> _EXERCISE GOAL_
Within the records that follow, find every line containing the string "купона". Copy those lines.

> _Collection entries_

/---

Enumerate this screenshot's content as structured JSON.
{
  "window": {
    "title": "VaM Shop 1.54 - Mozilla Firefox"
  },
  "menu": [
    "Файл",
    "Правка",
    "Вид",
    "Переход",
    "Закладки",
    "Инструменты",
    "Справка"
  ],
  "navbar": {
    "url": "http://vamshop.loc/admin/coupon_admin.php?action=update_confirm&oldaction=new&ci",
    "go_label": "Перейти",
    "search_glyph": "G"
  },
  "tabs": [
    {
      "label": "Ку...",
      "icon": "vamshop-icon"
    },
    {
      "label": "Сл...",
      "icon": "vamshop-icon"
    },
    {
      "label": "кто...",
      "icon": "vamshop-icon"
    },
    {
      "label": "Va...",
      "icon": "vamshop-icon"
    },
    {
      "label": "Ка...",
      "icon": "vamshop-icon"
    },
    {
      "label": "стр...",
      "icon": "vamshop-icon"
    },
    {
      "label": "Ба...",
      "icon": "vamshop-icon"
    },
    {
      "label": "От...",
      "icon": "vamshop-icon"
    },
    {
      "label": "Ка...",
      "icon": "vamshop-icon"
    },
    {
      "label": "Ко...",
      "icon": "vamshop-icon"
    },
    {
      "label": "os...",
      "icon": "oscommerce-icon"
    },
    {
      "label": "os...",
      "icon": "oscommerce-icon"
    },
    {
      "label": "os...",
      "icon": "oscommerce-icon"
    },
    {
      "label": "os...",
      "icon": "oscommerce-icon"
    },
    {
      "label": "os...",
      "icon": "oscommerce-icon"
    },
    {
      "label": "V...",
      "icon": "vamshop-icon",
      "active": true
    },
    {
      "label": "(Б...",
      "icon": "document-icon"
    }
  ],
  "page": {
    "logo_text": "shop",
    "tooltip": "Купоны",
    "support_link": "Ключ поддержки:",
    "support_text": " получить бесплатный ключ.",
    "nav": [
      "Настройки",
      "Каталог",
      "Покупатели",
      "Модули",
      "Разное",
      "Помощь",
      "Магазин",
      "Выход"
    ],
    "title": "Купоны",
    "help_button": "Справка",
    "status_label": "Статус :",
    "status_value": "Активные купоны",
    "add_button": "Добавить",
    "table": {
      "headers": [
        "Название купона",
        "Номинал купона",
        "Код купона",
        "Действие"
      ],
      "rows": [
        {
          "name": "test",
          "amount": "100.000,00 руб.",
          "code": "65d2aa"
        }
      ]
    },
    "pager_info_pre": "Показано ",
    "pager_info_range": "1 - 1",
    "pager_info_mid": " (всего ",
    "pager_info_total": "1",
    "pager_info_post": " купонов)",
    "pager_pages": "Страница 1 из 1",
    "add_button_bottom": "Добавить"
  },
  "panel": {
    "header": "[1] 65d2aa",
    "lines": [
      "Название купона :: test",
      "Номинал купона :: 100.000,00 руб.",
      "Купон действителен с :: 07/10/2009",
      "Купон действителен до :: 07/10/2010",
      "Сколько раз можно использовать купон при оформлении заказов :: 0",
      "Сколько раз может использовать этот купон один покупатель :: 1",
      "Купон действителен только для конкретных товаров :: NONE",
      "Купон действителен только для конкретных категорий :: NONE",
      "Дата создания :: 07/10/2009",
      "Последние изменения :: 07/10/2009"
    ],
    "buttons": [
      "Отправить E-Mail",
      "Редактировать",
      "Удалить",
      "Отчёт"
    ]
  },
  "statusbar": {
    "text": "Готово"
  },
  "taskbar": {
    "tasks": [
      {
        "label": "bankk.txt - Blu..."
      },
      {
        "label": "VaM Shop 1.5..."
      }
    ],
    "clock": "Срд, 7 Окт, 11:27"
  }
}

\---
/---

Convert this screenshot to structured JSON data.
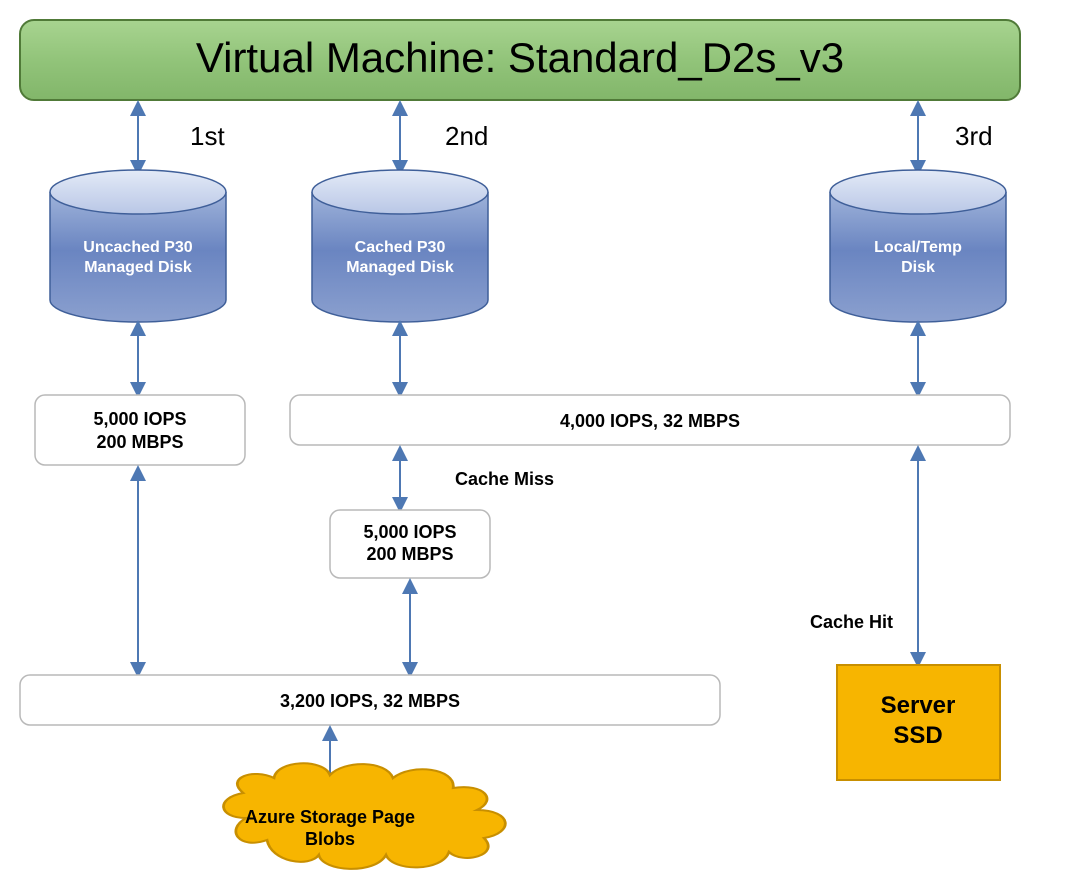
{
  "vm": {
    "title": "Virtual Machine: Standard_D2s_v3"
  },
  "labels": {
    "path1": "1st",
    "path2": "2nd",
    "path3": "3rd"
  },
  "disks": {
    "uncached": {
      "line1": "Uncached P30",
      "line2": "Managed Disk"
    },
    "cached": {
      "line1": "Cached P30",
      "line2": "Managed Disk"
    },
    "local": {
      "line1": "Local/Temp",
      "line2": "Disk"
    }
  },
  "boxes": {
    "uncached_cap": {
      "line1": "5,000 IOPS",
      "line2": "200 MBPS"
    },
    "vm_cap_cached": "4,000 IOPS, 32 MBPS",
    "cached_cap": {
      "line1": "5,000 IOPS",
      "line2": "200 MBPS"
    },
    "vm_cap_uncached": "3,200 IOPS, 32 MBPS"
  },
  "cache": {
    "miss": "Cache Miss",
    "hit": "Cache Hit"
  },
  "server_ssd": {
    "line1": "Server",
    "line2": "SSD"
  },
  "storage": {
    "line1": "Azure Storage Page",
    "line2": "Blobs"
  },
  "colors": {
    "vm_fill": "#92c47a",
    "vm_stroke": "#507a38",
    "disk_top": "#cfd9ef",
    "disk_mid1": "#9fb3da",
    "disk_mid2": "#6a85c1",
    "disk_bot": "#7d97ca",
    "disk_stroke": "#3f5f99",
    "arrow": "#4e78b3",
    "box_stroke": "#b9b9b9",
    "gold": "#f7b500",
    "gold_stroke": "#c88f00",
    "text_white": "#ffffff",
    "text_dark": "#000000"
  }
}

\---
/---

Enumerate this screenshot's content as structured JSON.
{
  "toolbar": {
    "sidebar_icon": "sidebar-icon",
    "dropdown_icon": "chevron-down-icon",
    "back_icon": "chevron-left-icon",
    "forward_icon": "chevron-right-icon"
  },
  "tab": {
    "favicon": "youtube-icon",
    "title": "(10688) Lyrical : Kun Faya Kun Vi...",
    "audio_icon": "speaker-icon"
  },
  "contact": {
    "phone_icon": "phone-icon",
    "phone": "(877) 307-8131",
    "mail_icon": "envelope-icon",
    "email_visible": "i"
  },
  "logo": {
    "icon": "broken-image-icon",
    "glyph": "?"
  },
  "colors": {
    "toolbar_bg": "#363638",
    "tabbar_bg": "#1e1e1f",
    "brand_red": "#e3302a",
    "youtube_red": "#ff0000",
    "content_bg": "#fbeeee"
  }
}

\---

> _EXERCISE OUTPUT_
        "Название купона",
        "Номинал купона",
        "Код купона",
      "Название купона :: test",
      "Номинал купона :: 100.000,00 руб.",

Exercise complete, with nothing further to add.